- This Statement amends Interpretation 46(R) to require enhanced disclosures that will provide users of financial statements with more transparent information about an enterprise's involvement in a variable interest entity. The enhanced disclosures are required for any enterprise that holds a variable interest in a variable interest entity. The content of the enhanced disclosures required by this Statement is generally consistent with that previously required by FASB Staff Position FAS 140-4 and FIN 46(R)-8, Disclosures by Public Entities (Enterprises) about Transfers of Financial Assets and Interests in Variable Interest Entities..
FDIC Proposes Changes in Safe Harbor Protection

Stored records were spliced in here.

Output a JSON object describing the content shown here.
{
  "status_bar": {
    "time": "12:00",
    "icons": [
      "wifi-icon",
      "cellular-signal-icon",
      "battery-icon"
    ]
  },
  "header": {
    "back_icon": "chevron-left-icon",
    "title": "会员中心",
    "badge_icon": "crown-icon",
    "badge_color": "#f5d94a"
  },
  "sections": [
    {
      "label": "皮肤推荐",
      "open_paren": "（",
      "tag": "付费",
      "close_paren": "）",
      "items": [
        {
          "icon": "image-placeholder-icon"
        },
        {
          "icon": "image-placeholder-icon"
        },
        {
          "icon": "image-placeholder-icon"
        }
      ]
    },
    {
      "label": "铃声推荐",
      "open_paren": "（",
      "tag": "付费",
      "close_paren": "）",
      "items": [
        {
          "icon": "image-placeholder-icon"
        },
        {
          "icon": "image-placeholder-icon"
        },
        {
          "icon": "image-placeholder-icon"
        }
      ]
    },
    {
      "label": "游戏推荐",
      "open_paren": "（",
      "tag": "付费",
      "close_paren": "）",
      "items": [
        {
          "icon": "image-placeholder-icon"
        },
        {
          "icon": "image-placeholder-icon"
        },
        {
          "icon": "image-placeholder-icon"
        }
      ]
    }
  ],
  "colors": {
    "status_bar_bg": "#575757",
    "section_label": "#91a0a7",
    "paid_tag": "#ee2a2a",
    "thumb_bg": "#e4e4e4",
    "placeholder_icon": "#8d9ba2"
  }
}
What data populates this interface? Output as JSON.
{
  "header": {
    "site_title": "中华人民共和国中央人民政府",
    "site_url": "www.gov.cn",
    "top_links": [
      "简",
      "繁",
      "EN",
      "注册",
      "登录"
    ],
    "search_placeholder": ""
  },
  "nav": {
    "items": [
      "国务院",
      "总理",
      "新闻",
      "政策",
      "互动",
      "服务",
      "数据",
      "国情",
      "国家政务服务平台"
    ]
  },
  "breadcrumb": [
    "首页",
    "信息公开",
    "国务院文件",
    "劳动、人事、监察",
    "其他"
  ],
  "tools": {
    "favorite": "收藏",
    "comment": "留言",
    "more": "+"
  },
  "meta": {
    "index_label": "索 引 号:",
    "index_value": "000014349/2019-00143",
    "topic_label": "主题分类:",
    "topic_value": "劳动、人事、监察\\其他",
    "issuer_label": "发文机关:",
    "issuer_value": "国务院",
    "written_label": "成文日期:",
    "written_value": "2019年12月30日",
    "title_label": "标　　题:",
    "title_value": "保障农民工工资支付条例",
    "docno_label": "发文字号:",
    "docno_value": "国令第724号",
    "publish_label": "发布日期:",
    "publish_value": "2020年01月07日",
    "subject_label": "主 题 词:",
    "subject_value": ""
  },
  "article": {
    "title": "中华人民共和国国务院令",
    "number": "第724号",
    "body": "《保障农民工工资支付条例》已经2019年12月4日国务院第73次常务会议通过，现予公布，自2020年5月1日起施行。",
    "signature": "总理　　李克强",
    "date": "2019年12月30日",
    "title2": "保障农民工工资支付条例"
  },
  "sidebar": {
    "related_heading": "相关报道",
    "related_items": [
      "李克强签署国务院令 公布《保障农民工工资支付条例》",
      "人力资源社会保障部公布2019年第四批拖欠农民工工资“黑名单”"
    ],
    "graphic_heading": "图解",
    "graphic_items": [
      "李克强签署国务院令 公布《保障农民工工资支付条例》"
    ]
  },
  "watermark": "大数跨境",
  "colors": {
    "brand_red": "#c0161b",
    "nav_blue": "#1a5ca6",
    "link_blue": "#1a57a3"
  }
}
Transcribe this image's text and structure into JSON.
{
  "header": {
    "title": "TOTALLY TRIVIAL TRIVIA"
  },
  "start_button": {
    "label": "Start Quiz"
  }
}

Since 2000 and the adoption of 12 C.F.R. Part 360.6, the FDIC has provided important safe harbor protections to securitizations by confirming that in the event of a bank failure, the FDIC would not try to reclaim loans transferred into a securitization so long as an accounting sale had occurred. However, with the FASB's June 2009 changes in FAS 166 and 167, most securitizations will no longer meet the off-balance sheet standards for sale treatment when they take effect on January 1, 2010.
On November 12, 2009, the FDIC Board approved a transitional safe harbor that permanently grandfathered securitization or participations in process through March 31, 2010. The Advance Notice of Proposed Rulemaking will seek public comment on what standards should be applied to safe harbor treatment for transactions created after March 31.
In an appearance on January 14 before the Financial Crisis Inquiry Commission, FDIC Chair Sheila Bair reasserted her support for recent accounting standard changes that will force companies, and banks in particular, to bring securitized assets on their balance sheet
Noting the need for higher capital and liquidity requirements for the largest financial firms, Bair said in prepared remarks, "Off-balance-sheet assets and conduits, which turned out to be not-so-remote from their parent organizations in the crisis, should be counted and capitalized on the balance sheet."
She added, "We fully support the changes that the Financial Accounting Standards Board (FASB) has implemented in FAS 166 and 167, which would accomplish the goals of bringing the off-balance-sheet assets and conduits back on institutions balance sheets."